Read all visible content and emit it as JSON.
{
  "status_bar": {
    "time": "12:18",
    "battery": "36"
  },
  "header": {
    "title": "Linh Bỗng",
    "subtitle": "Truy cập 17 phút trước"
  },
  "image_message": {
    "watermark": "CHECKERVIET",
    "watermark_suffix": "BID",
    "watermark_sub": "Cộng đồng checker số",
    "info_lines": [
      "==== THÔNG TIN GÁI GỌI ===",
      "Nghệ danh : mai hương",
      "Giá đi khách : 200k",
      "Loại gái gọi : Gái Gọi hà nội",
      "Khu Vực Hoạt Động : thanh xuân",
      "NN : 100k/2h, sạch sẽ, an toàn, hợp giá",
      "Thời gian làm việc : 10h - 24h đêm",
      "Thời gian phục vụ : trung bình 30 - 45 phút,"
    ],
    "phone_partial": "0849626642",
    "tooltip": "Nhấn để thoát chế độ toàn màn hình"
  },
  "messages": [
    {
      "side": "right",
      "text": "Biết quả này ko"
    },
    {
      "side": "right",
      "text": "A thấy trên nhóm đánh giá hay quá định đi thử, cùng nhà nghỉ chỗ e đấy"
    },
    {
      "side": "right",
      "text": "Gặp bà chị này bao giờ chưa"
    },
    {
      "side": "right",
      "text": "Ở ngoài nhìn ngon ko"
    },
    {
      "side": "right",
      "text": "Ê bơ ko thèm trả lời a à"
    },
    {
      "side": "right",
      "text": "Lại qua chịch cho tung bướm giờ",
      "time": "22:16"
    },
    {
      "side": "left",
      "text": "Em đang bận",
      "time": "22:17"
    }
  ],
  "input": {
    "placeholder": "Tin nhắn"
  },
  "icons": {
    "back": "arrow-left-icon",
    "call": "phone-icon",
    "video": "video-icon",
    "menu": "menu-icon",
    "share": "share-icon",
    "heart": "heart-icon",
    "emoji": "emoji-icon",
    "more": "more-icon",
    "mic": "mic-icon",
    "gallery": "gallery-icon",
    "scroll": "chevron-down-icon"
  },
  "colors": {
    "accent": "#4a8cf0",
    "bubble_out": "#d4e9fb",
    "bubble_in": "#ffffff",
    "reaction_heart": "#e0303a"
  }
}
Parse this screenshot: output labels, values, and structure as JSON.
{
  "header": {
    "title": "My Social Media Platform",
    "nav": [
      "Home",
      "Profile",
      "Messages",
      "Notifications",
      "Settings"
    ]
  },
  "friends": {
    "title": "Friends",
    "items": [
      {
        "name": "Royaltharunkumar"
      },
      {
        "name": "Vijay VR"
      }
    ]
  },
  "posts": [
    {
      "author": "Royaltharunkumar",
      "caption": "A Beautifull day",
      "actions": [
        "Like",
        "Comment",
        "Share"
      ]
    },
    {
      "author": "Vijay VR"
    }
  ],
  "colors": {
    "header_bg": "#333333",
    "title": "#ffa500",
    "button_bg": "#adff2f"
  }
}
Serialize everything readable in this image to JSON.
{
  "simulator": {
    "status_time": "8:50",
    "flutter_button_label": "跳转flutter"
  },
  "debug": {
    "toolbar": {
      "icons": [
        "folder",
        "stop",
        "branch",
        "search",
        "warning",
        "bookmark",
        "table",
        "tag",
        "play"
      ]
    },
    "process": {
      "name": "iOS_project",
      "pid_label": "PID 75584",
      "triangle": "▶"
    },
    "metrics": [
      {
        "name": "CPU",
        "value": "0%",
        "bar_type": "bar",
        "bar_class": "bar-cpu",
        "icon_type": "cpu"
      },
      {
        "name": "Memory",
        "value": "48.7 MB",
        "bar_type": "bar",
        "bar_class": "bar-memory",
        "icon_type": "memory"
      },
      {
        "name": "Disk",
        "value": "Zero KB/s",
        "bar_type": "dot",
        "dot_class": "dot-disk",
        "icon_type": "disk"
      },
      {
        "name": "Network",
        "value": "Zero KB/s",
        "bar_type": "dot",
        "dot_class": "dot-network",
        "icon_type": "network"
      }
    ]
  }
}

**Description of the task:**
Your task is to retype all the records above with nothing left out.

**Response:**
Read all visible content and emit it as JSON.
{
  "status_bar": {
    "time": "12:18",
    "battery": "36"
  },
  "header": {
    "title": "Linh Bỗng",
    "subtitle": "Truy cập 17 phút trước"
  },
  "image_message": {
    "watermark": "CHECKERVIET",
    "watermark_suffix": "BID",
    "watermark_sub": "Cộng đồng checker số",
    "info_lines": [
      "==== THÔNG TIN GÁI GỌI ===",
      "Nghệ danh : mai hương",
      "Giá đi khách : 200k",
      "Loại gái gọi : Gái Gọi hà nội",
      "Khu Vực Hoạt Động : thanh xuân",
      "NN : 100k/2h, sạch sẽ, an toàn, hợp giá",
      "Thời gian làm việc : 10h - 24h đêm",
      "Thời gian phục vụ : trung bình 30 - 45 phút,"
    ],
    "phone_partial": "0849626642",
    "tooltip": "Nhấn để thoát chế độ toàn màn hình"
  },
  "messages": [
    {
      "side": "right",
      "text": "Biết quả này ko"
    },
    {
      "side": "right",
      "text": "A thấy trên nhóm đánh giá hay quá định đi thử, cùng nhà nghỉ chỗ e đấy"
    },
    {
      "side": "right",
      "text": "Gặp bà chị này bao giờ chưa"
    },
    {
      "side": "right",
      "text": "Ở ngoài nhìn ngon ko"
    },
    {
      "side": "right",
      "text": "Ê bơ ko thèm trả lời a à"
    },
    {
      "side": "right",
      "text": "Lại qua chịch cho tung bướm giờ",
      "time": "22:16"
    },
    {
      "side": "left",
      "text": "Em đang bận",
      "time": "22:17"
    }
  ],
  "input": {
    "placeholder": "Tin nhắn"
  },
  "icons": {
    "back": "arrow-left-icon",
    "call": "phone-icon",
    "video": "video-icon",
    "menu": "menu-icon",
    "share": "share-icon",
    "heart": "heart-icon",
    "emoji": "emoji-icon",
    "more": "more-icon",
    "mic": "mic-icon",
    "gallery": "gallery-icon",
    "scroll": "chevron-down-icon"
  },
  "colors": {
    "accent": "#4a8cf0",
    "bubble_out": "#d4e9fb",
    "bubble_in": "#ffffff",
    "reaction_heart": "#e0303a"
  }
}
Parse this screenshot: output labels, values, and structure as JSON.
{
  "header": {
    "title": "My Social Media Platform",
    "nav": [
      "Home",
      "Profile",
      "Messages",
      "Notifications",
      "Settings"
    ]
  },
  "friends": {
    "title": "Friends",
    "items": [
      {
        "name": "Royaltharunkumar"
      },
      {
        "name": "Vijay VR"
      }
    ]
  },
  "posts": [
    {
      "author": "Royaltharunkumar",
      "caption": "A Beautifull day",
      "actions": [
        "Like",
        "Comment",
        "Share"
      ]
    },
    {
      "author": "Vijay VR"
    }
  ],
  "colors": {
    "header_bg": "#333333",
    "title": "#ffa500",
    "button_bg": "#adff2f"
  }
}
Serialize everything readable in this image to JSON.
{
  "simulator": {
    "status_time": "8:50",
    "flutter_button_label": "跳转flutter"
  },
  "debug": {
    "toolbar": {
      "icons": [
        "folder",
        "stop",
        "branch",
        "search",
        "warning",
        "bookmark",
        "table",
        "tag",
        "play"
      ]
    },
    "process": {
      "name": "iOS_project",
      "pid_label": "PID 75584",
      "triangle": "▶"
    },
    "metrics": [
      {
        "name": "CPU",
        "value": "0%",
        "bar_type": "bar",
        "bar_class": "bar-cpu",
        "icon_type": "cpu"
      },
      {
        "name": "Memory",
        "value": "48.7 MB",
        "bar_type": "bar",
        "bar_class": "bar-memory",
        "icon_type": "memory"
      },
      {
        "name": "Disk",
        "value": "Zero KB/s",
        "bar_type": "dot",
        "dot_class": "dot-disk",
        "icon_type": "disk"
      },
      {
        "name": "Network",
        "value": "Zero KB/s",
        "bar_type": "dot",
        "dot_class": "dot-network",
        "icon_type": "network"
      }
    ]
  }
}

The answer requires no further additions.